= The problem =
Find every line in the records below that holds the word "minimum", and copy it out.

Dataset rows for apps and sites:
========================================================================
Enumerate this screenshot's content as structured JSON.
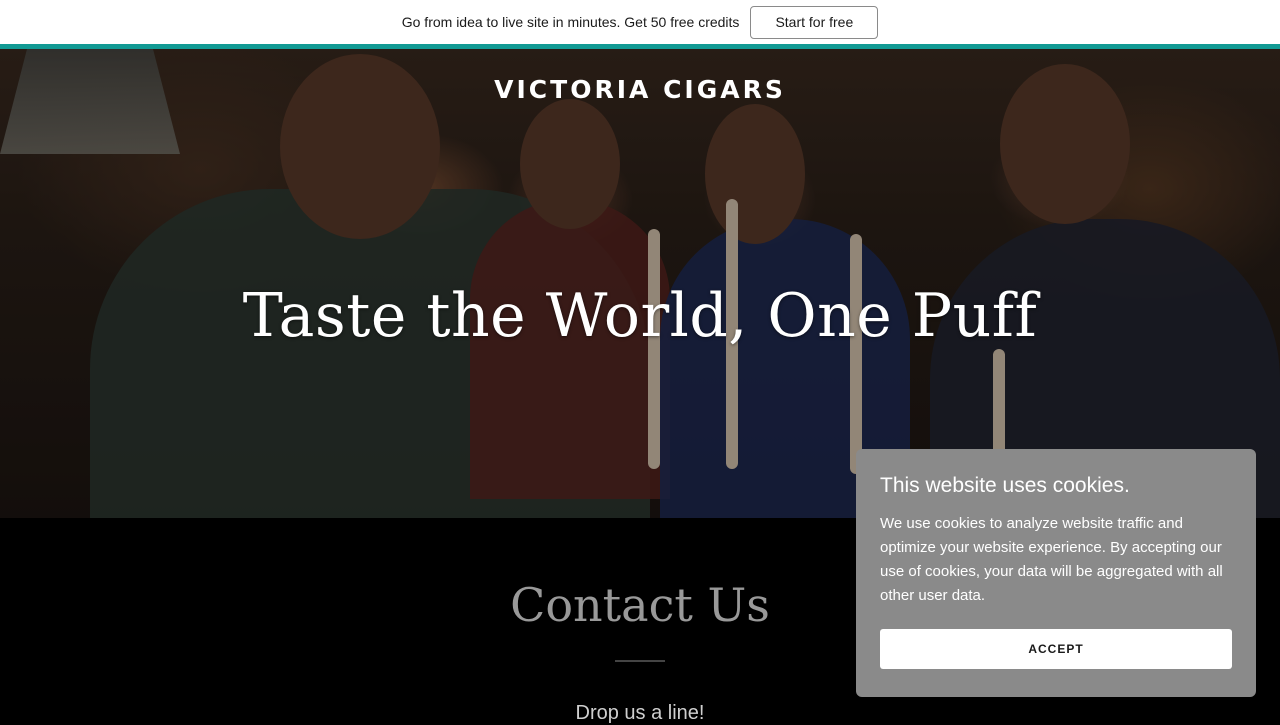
{
  "promo": {
    "text": "Go from idea to live site in minutes. Get 50 free credits",
    "button_label": "Start for free",
    "accent_color": "#119a94"
  },
  "hero": {
    "brand": "VICTORIA CIGARS",
    "title": "Taste the World, One Puff",
    "image_description_icon": "hero-photo"
  },
  "contact": {
    "title": "Contact Us",
    "subtitle": "Drop us a line!"
  },
  "cookie_banner": {
    "title": "This website uses cookies.",
    "body": "We use cookies to analyze website traffic and optimize your website experience. By accepting our use of cookies, your data will be aggregated with all other user data.",
    "accept_label": "ACCEPT",
    "background_color": "#8a8a8a"
  }
}
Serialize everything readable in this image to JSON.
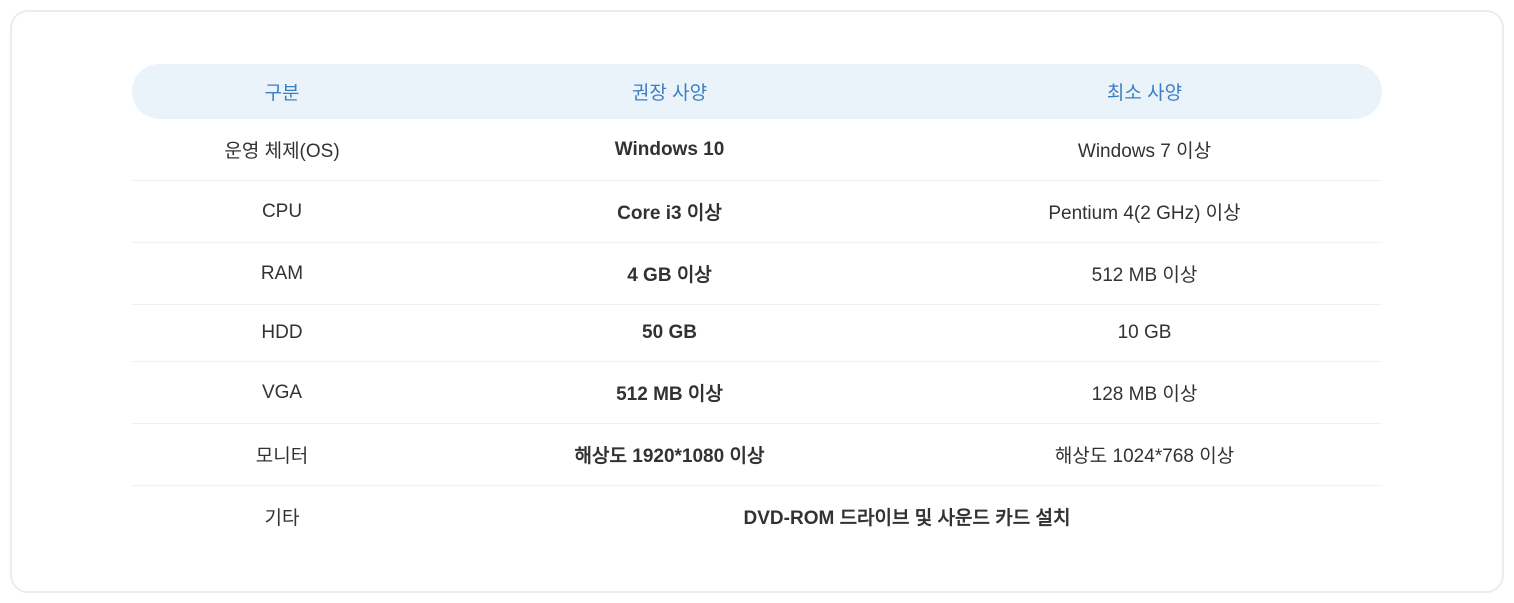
{
  "headers": {
    "category": "구분",
    "recommended": "권장 사양",
    "minimum": "최소 사양"
  },
  "rows": [
    {
      "category": "운영 체제(OS)",
      "recommended": "Windows 10",
      "minimum": "Windows 7 이상"
    },
    {
      "category": "CPU",
      "recommended": "Core i3 이상",
      "minimum": "Pentium 4(2 GHz) 이상"
    },
    {
      "category": "RAM",
      "recommended": "4 GB 이상",
      "minimum": "512 MB 이상"
    },
    {
      "category": "HDD",
      "recommended": "50 GB",
      "minimum": "10 GB"
    },
    {
      "category": "VGA",
      "recommended": "512 MB 이상",
      "minimum": "128 MB 이상"
    },
    {
      "category": "모니터",
      "recommended": "해상도 1920*1080 이상",
      "minimum": "해상도 1024*768 이상"
    }
  ],
  "final_row": {
    "category": "기타",
    "merged": "DVD-ROM 드라이브 및 사운드 카드 설치"
  }
}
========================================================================
= The answer =
    "minimum": "최소 사양"
      "minimum": "Windows 7 이상"
      "minimum": "Pentium 4(2 GHz) 이상"
      "minimum": "512 MB 이상"
      "minimum": "10 GB"
      "minimum": "128 MB 이상"
      "minimum": "해상도 1024*768 이상"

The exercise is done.